_Dataset records_.
════════════════
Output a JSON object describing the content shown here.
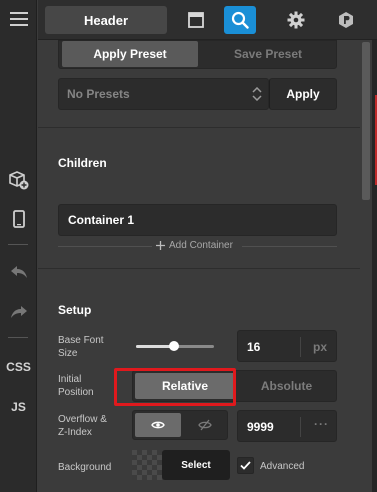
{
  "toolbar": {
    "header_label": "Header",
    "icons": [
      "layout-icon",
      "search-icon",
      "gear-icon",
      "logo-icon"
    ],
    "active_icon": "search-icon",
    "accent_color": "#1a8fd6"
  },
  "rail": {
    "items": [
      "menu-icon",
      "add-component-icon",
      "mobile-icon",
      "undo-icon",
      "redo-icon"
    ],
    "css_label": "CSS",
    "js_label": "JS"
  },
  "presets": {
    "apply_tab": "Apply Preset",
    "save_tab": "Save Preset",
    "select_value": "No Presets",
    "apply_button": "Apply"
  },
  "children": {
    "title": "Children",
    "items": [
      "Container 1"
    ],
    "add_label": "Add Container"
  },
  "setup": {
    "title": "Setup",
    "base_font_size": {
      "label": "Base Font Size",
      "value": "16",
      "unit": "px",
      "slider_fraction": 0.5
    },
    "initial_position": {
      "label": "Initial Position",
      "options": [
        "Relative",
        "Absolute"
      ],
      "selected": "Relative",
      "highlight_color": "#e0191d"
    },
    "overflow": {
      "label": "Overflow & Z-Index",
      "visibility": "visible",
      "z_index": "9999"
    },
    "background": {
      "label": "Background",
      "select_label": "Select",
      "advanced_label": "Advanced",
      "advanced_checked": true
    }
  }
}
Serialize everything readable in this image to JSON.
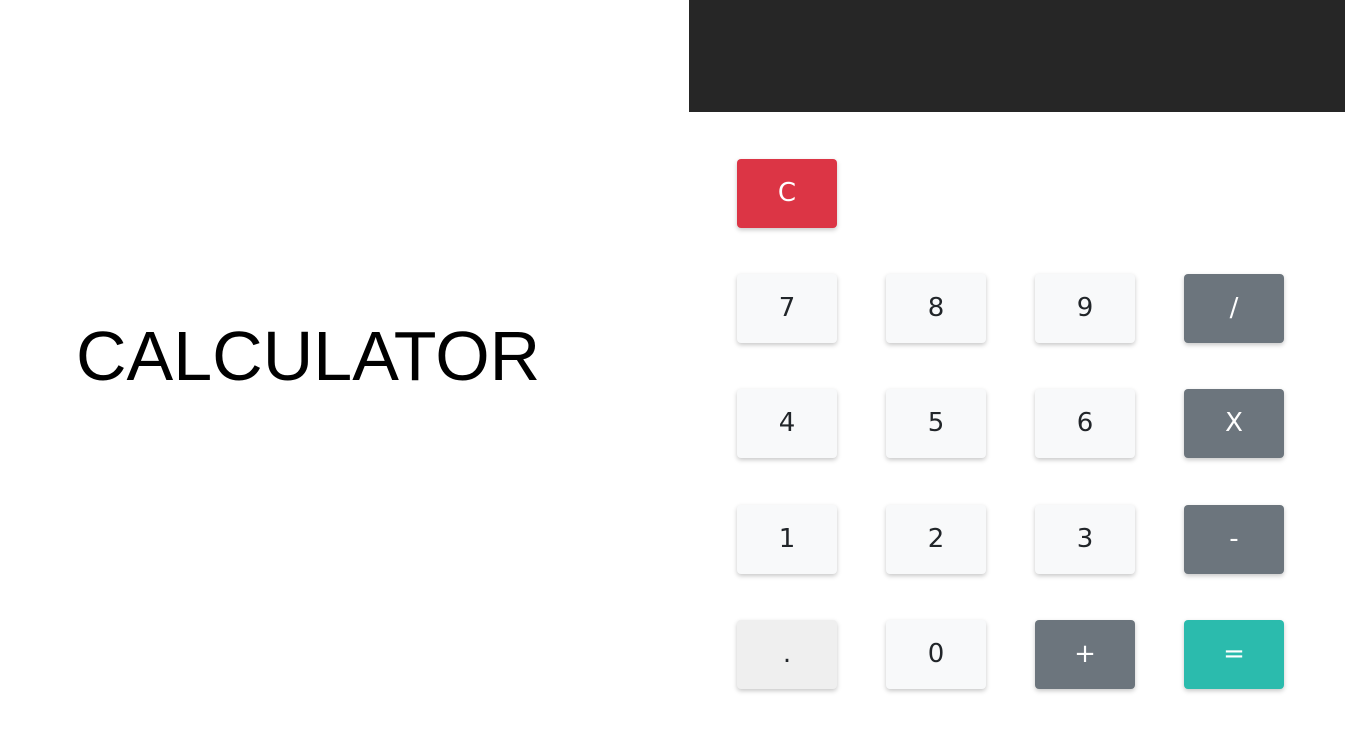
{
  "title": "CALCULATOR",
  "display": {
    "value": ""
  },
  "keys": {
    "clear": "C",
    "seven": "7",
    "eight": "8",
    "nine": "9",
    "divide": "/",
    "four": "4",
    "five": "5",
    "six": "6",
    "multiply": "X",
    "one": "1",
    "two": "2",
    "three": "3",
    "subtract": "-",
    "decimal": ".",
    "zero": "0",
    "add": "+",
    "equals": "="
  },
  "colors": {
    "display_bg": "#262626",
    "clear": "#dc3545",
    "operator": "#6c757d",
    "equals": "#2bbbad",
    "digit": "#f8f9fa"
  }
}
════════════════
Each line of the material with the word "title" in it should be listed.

_Answer to the problem_.
    "title": "Children",
    "title": "Setup",
  "title": "CALCULATOR",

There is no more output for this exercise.